# What the task asks
Every line of the listing below should be written out exactly.

# Raw data
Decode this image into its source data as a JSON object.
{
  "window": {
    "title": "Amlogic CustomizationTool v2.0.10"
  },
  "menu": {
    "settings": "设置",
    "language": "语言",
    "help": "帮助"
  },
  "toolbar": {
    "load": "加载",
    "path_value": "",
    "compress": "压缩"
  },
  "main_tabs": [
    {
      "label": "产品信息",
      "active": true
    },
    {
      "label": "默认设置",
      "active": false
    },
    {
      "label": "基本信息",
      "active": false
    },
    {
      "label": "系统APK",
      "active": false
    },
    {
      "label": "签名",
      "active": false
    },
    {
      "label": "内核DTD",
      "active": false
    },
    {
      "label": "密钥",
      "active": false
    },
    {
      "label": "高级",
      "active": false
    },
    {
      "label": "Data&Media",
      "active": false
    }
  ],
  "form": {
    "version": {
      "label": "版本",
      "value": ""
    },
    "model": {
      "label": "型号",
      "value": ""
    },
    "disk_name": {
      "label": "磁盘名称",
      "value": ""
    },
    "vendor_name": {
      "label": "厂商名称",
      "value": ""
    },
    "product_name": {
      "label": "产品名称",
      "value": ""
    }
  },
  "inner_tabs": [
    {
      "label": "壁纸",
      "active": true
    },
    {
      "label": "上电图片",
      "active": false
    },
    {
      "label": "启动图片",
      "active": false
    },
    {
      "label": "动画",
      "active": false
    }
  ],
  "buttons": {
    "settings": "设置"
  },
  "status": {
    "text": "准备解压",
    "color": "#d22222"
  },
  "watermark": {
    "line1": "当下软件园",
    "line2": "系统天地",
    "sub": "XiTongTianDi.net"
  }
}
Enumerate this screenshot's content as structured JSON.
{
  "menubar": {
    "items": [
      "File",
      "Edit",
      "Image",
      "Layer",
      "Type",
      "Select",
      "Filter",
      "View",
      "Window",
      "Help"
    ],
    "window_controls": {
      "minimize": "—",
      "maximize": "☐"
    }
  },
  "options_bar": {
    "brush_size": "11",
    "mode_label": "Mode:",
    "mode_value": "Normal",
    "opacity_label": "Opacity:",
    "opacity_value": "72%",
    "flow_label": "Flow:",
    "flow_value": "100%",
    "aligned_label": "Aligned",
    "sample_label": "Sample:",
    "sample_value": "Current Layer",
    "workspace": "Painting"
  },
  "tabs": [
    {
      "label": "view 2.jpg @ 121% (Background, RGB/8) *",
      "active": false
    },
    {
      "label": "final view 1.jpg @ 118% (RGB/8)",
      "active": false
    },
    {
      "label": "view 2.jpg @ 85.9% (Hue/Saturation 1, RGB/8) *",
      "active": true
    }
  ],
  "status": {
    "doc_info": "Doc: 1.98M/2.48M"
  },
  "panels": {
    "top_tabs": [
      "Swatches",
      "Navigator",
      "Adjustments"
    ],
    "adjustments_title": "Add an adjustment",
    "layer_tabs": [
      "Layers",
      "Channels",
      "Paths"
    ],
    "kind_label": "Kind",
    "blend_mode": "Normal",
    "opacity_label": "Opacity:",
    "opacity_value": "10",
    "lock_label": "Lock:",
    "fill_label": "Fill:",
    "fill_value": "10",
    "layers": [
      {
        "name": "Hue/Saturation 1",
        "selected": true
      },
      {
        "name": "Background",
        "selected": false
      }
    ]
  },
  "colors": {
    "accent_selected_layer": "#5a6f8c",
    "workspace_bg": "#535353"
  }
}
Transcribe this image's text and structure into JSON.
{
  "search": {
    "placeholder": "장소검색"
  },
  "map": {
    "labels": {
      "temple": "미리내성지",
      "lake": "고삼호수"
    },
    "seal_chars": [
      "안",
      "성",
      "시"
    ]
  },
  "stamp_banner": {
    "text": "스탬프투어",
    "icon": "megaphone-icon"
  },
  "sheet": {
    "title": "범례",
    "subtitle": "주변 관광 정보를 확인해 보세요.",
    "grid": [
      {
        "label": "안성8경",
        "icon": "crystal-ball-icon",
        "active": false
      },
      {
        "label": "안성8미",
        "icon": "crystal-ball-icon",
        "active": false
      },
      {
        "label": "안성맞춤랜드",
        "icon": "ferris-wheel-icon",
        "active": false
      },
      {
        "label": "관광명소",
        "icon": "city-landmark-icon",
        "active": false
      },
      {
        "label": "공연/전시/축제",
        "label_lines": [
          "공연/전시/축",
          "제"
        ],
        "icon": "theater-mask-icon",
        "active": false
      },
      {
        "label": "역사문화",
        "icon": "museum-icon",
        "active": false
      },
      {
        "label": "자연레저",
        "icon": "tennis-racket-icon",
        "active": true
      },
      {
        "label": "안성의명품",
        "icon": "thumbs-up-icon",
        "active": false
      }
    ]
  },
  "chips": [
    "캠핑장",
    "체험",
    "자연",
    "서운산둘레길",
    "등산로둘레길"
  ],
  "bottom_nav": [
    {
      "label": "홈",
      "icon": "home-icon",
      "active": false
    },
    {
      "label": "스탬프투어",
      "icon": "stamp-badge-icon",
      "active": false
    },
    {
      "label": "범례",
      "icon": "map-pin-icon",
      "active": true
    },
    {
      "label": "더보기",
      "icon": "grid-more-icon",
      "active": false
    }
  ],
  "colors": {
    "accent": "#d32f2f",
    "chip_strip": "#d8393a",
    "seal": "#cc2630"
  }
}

# Output for this task
Decode this image into its source data as a JSON object.
{
  "window": {
    "title": "Amlogic CustomizationTool v2.0.10"
  },
  "menu": {
    "settings": "设置",
    "language": "语言",
    "help": "帮助"
  },
  "toolbar": {
    "load": "加载",
    "path_value": "",
    "compress": "压缩"
  },
  "main_tabs": [
    {
      "label": "产品信息",
      "active": true
    },
    {
      "label": "默认设置",
      "active": false
    },
    {
      "label": "基本信息",
      "active": false
    },
    {
      "label": "系统APK",
      "active": false
    },
    {
      "label": "签名",
      "active": false
    },
    {
      "label": "内核DTD",
      "active": false
    },
    {
      "label": "密钥",
      "active": false
    },
    {
      "label": "高级",
      "active": false
    },
    {
      "label": "Data&Media",
      "active": false
    }
  ],
  "form": {
    "version": {
      "label": "版本",
      "value": ""
    },
    "model": {
      "label": "型号",
      "value": ""
    },
    "disk_name": {
      "label": "磁盘名称",
      "value": ""
    },
    "vendor_name": {
      "label": "厂商名称",
      "value": ""
    },
    "product_name": {
      "label": "产品名称",
      "value": ""
    }
  },
  "inner_tabs": [
    {
      "label": "壁纸",
      "active": true
    },
    {
      "label": "上电图片",
      "active": false
    },
    {
      "label": "启动图片",
      "active": false
    },
    {
      "label": "动画",
      "active": false
    }
  ],
  "buttons": {
    "settings": "设置"
  },
  "status": {
    "text": "准备解压",
    "color": "#d22222"
  },
  "watermark": {
    "line1": "当下软件园",
    "line2": "系统天地",
    "sub": "XiTongTianDi.net"
  }
}
Enumerate this screenshot's content as structured JSON.
{
  "menubar": {
    "items": [
      "File",
      "Edit",
      "Image",
      "Layer",
      "Type",
      "Select",
      "Filter",
      "View",
      "Window",
      "Help"
    ],
    "window_controls": {
      "minimize": "—",
      "maximize": "☐"
    }
  },
  "options_bar": {
    "brush_size": "11",
    "mode_label": "Mode:",
    "mode_value": "Normal",
    "opacity_label": "Opacity:",
    "opacity_value": "72%",
    "flow_label": "Flow:",
    "flow_value": "100%",
    "aligned_label": "Aligned",
    "sample_label": "Sample:",
    "sample_value": "Current Layer",
    "workspace": "Painting"
  },
  "tabs": [
    {
      "label": "view 2.jpg @ 121% (Background, RGB/8) *",
      "active": false
    },
    {
      "label": "final view 1.jpg @ 118% (RGB/8)",
      "active": false
    },
    {
      "label": "view 2.jpg @ 85.9% (Hue/Saturation 1, RGB/8) *",
      "active": true
    }
  ],
  "status": {
    "doc_info": "Doc: 1.98M/2.48M"
  },
  "panels": {
    "top_tabs": [
      "Swatches",
      "Navigator",
      "Adjustments"
    ],
    "adjustments_title": "Add an adjustment",
    "layer_tabs": [
      "Layers",
      "Channels",
      "Paths"
    ],
    "kind_label": "Kind",
    "blend_mode": "Normal",
    "opacity_label": "Opacity:",
    "opacity_value": "10",
    "lock_label": "Lock:",
    "fill_label": "Fill:",
    "fill_value": "10",
    "layers": [
      {
        "name": "Hue/Saturation 1",
        "selected": true
      },
      {
        "name": "Background",
        "selected": false
      }
    ]
  },
  "colors": {
    "accent_selected_layer": "#5a6f8c",
    "workspace_bg": "#535353"
  }
}
Transcribe this image's text and structure into JSON.
{
  "search": {
    "placeholder": "장소검색"
  },
  "map": {
    "labels": {
      "temple": "미리내성지",
      "lake": "고삼호수"
    },
    "seal_chars": [
      "안",
      "성",
      "시"
    ]
  },
  "stamp_banner": {
    "text": "스탬프투어",
    "icon": "megaphone-icon"
  },
  "sheet": {
    "title": "범례",
    "subtitle": "주변 관광 정보를 확인해 보세요.",
    "grid": [
      {
        "label": "안성8경",
        "icon": "crystal-ball-icon",
        "active": false
      },
      {
        "label": "안성8미",
        "icon": "crystal-ball-icon",
        "active": false
      },
      {
        "label": "안성맞춤랜드",
        "icon": "ferris-wheel-icon",
        "active": false
      },
      {
        "label": "관광명소",
        "icon": "city-landmark-icon",
        "active": false
      },
      {
        "label": "공연/전시/축제",
        "label_lines": [
          "공연/전시/축",
          "제"
        ],
        "icon": "theater-mask-icon",
        "active": false
      },
      {
        "label": "역사문화",
        "icon": "museum-icon",
        "active": false
      },
      {
        "label": "자연레저",
        "icon": "tennis-racket-icon",
        "active": true
      },
      {
        "label": "안성의명품",
        "icon": "thumbs-up-icon",
        "active": false
      }
    ]
  },
  "chips": [
    "캠핑장",
    "체험",
    "자연",
    "서운산둘레길",
    "등산로둘레길"
  ],
  "bottom_nav": [
    {
      "label": "홈",
      "icon": "home-icon",
      "active": false
    },
    {
      "label": "스탬프투어",
      "icon": "stamp-badge-icon",
      "active": false
    },
    {
      "label": "범례",
      "icon": "map-pin-icon",
      "active": true
    },
    {
      "label": "더보기",
      "icon": "grid-more-icon",
      "active": false
    }
  ],
  "colors": {
    "accent": "#d32f2f",
    "chip_strip": "#d8393a",
    "seal": "#cc2630"
  }
}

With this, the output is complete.